*Available records*:
+++++

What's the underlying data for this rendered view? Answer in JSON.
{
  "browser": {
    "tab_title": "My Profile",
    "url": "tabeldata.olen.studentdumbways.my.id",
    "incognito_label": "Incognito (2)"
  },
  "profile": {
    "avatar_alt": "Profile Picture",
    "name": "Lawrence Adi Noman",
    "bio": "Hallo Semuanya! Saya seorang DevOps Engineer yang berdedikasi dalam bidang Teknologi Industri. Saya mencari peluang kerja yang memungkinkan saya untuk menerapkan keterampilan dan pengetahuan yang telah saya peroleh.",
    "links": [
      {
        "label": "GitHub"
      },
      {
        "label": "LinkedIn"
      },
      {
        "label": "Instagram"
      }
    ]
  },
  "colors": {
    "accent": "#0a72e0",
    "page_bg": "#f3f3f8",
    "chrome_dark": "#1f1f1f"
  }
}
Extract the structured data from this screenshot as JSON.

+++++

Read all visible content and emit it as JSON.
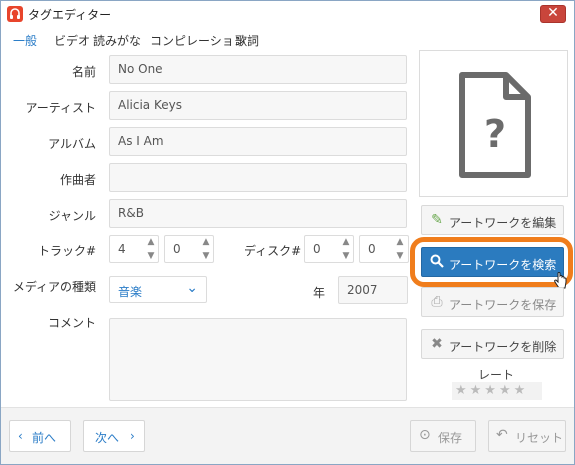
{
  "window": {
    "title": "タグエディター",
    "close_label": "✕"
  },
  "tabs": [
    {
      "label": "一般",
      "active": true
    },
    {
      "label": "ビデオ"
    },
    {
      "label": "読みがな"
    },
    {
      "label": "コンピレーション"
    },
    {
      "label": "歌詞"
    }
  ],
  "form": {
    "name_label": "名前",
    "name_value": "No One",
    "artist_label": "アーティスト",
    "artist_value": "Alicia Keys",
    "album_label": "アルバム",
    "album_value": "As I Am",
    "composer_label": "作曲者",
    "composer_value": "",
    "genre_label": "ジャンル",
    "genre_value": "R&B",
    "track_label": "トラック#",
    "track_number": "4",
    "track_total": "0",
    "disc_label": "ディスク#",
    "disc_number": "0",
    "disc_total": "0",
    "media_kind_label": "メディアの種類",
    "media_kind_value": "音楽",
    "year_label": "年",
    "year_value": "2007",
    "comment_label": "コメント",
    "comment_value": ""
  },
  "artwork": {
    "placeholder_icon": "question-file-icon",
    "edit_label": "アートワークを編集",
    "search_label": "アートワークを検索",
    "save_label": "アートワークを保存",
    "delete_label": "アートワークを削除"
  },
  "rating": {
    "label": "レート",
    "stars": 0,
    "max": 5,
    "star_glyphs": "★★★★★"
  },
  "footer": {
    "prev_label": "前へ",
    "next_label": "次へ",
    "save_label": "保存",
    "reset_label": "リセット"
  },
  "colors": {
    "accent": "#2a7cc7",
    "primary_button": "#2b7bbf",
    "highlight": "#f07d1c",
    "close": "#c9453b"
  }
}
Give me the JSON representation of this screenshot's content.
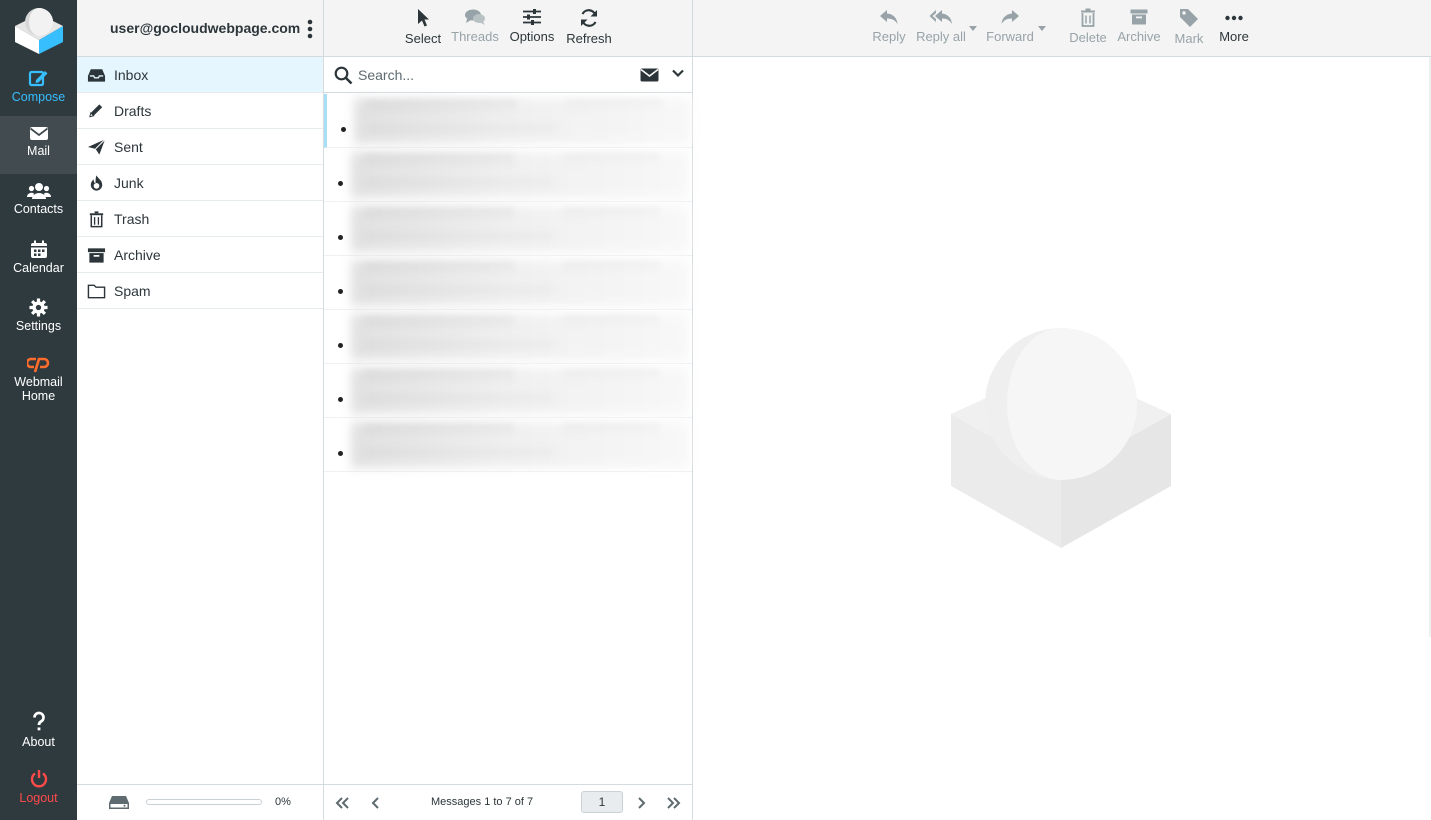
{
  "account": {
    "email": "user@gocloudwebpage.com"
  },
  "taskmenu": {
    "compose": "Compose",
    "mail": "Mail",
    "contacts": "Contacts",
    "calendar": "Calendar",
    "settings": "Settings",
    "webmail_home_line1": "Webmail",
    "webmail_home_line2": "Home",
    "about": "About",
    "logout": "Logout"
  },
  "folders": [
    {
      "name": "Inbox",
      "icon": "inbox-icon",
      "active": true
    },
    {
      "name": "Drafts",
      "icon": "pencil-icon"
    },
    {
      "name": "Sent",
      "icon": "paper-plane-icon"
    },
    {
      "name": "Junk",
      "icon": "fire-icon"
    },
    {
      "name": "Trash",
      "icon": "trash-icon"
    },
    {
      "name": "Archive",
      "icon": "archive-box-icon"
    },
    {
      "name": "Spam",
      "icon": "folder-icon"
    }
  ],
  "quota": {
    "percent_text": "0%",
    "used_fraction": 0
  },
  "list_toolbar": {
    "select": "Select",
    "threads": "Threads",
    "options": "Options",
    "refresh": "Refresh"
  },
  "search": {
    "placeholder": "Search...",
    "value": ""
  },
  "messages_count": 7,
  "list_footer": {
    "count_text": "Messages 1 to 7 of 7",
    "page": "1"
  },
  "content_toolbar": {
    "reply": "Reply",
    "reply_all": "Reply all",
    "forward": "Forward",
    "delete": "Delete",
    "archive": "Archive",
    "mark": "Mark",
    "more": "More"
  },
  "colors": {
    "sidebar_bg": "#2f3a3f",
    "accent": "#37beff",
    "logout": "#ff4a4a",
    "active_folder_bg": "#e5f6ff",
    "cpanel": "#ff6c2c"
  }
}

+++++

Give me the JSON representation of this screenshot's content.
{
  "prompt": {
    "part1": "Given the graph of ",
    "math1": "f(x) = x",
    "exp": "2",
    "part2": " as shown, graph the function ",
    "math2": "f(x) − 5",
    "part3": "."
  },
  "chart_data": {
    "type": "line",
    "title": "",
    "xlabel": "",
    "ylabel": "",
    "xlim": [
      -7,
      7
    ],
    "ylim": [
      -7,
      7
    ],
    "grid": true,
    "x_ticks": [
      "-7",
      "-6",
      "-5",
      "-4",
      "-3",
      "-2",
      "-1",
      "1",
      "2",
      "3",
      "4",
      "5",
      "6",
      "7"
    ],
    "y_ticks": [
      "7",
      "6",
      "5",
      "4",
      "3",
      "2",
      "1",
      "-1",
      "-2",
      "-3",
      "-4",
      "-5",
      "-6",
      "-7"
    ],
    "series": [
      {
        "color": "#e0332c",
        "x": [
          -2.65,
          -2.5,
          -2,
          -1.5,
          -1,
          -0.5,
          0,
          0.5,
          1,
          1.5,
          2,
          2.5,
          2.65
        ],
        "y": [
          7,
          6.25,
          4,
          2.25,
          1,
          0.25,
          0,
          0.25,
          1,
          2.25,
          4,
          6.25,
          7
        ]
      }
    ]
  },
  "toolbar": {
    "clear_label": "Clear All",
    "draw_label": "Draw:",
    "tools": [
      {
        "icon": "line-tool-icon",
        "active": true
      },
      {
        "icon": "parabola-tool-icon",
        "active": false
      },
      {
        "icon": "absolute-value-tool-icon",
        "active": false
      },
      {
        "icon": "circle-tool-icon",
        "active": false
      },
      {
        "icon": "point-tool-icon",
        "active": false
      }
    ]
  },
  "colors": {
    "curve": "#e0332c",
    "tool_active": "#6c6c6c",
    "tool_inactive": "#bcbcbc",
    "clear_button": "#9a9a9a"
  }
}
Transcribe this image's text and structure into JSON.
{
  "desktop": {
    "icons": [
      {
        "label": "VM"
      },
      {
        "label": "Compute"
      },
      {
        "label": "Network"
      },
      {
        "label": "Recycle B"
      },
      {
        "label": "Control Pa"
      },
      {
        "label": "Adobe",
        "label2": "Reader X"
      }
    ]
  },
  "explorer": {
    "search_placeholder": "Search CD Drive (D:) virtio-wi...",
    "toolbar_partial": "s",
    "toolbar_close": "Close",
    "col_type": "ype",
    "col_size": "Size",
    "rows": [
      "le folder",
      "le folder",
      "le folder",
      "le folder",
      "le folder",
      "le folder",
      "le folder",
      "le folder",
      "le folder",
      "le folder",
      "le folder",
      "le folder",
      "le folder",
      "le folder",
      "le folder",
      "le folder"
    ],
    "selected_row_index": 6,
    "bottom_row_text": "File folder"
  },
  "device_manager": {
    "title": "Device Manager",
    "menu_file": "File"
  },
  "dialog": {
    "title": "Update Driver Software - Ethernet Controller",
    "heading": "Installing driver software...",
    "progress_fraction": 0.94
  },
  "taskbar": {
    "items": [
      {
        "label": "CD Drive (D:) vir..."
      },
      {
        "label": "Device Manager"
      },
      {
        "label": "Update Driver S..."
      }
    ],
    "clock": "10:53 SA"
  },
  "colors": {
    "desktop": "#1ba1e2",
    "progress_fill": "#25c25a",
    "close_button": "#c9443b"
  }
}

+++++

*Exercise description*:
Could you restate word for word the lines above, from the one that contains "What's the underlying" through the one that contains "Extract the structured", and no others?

*Exercise response*:
What's the underlying data for this rendered view? Answer in JSON.
{
  "browser": {
    "tab_title": "My Profile",
    "url": "tabeldata.olen.studentdumbways.my.id",
    "incognito_label": "Incognito (2)"
  },
  "profile": {
    "avatar_alt": "Profile Picture",
    "name": "Lawrence Adi Noman",
    "bio": "Hallo Semuanya! Saya seorang DevOps Engineer yang berdedikasi dalam bidang Teknologi Industri. Saya mencari peluang kerja yang memungkinkan saya untuk menerapkan keterampilan dan pengetahuan yang telah saya peroleh.",
    "links": [
      {
        "label": "GitHub"
      },
      {
        "label": "LinkedIn"
      },
      {
        "label": "Instagram"
      }
    ]
  },
  "colors": {
    "accent": "#0a72e0",
    "page_bg": "#f3f3f8",
    "chrome_dark": "#1f1f1f"
  }
}
Extract the structured data from this screenshot as JSON.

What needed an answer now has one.